UTech, Jamaica Architecture Students Collaborate with Touraterre for “Raw Earth” Mud Prototype Construction Project

The University of Technology, Jamaica through its Caribbean School of Architecture, Faculty of The Built Environment collaborated with Touraterre, a French organization of architects promoting raw earth architecture and construction techniques, to design and build a “raw earth” or adobe mud prototype in the hills of Irish Town, St Andrew. Dubbed the “a IT dat Mud House Project”, the house was constructed in 2016 in the tradition of the wattle and daub method of building, with mud from the Blue Mountains, and coconut tree fibres sourced from the Coconut Industry Board of Jamaica. The project commenced with a design workshop with eight architectural students in 2016, and construction was completed in December 2019, with additional input from the International Centre on Earthen Architecture (CRAterre), and the National Environmental & Planning Agency (NEPA). The design of the house, initially a small guest house, was reimagined as a farm house, and was chosen from a competition open to students from the Caribbean School of Architecture and students of Architecture from France.

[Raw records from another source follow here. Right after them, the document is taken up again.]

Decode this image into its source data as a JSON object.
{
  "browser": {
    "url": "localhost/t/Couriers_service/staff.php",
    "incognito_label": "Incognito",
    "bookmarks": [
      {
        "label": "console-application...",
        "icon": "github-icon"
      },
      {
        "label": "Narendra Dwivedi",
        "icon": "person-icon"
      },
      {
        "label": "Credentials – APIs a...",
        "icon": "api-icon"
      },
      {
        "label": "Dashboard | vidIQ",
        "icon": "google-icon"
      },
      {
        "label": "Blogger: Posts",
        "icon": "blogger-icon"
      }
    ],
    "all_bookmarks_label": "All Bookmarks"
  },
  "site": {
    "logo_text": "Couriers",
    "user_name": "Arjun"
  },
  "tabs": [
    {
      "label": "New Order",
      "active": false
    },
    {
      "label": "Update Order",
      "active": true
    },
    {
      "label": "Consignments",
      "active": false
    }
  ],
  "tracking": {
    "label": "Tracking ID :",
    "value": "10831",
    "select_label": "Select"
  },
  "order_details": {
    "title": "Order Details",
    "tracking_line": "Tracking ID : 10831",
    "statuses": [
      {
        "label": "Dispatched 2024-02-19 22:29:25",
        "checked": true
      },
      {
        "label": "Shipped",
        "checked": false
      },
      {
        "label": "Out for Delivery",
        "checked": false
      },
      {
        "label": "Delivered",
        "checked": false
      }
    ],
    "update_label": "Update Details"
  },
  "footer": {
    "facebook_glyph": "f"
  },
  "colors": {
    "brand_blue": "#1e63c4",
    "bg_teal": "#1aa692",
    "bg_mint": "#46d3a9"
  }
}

The building was erected by CSA students and community members of Irish Town.  It consists of a mud-fiber mixture wrapped around a wooden frame, with a lime finish applied to protect the outer layer.  

Dr. Garfield Young, Dean, Faculty of The Built Environment indicates a tiny crack in the outer wall of the Mud House, explaining that these gaps are easily repaired and are of no threat to the structural soundness of the building during a visit and tour of the site on January 15, 2020.

Dr. Garfield Young, Dean of the Faculty of The Built Environment, explained that the project represents a step in the University’s efforts to lead the research that establishes innovative construction techniques that are sustainable and suitable for a tropical setting, and that respond well to hurricanes, earthquakes and the mounting effects of climate change. “It is a very interesting research that has implications for how we build going forward, and how our buildings will respond to the kinds of things we have to face as a people,” he said. Dr. Young also indicated that using adobe construction techniques reduces the cost of materials, and negates the need for insulation or for cooling mechanisms, such as central air conditioning. Mud buildings can also be as strong as concrete if properly built.

Mr Adrien Jacques le Seigneur, lead architect, Touraterre, pointed out that the technique of wattle and daub construction used to build the prototype was a mixture of British, Taino and Jamaican traditions, that was reinterpreted to fit modern methods of construction. He however, pointed out that the construction was not without its challenges. “It was a big challenge on this site because we had no water, no electricity and no road access. To make it doable, we prefabricated the whole building in Irish Town, because there was a place where we could plug our tools to cut all the wood, and prepare everything,” he said. “We brought the prefabricated elements on the site and then assembled them.”

Addressing the perceived “rough” aesthetics of the building, Mr. Le Seigneur admitted that “it’s true the way we work with the mud on this building was not the best because we had a lot of constraints, but with mud we can do every kind of affect we want.” Dr Young added that the project would be used as an example of the versatility of adobe construction, and the buildings performance in adverse weather would be recorded and made available through the University.

Mr. Le Seigneur points to a painted section of the house, explaining that mud is a versatile material and can be fashioned to mimic the look of more modern finishes, including “pebble-dash”, plastic or concrete.

 Construction in Progress 

The wooden frame of the house, around which mud was wrapped. 

Ricardo Lucien, final year Caribbean School of Architecture student, works on the construction of the adobe “a IT dat Mud House Project”. Lucien said that he was pleased to have been a part of the project and happy with the opportunity to see the practical application of theories of architecture.  

Adrien Jacques Le Seigneur mixes red ochre, mud and lime to apply a final coat to the “a IT dat Mud House Project” in Irish Town, St Andrew.


Michelle Beckford (Mrs.)
Corporate Communications Manager
University of Technology, Jamaica
Telephone: 970-5299
Email: mbeckford@utech.edu.jm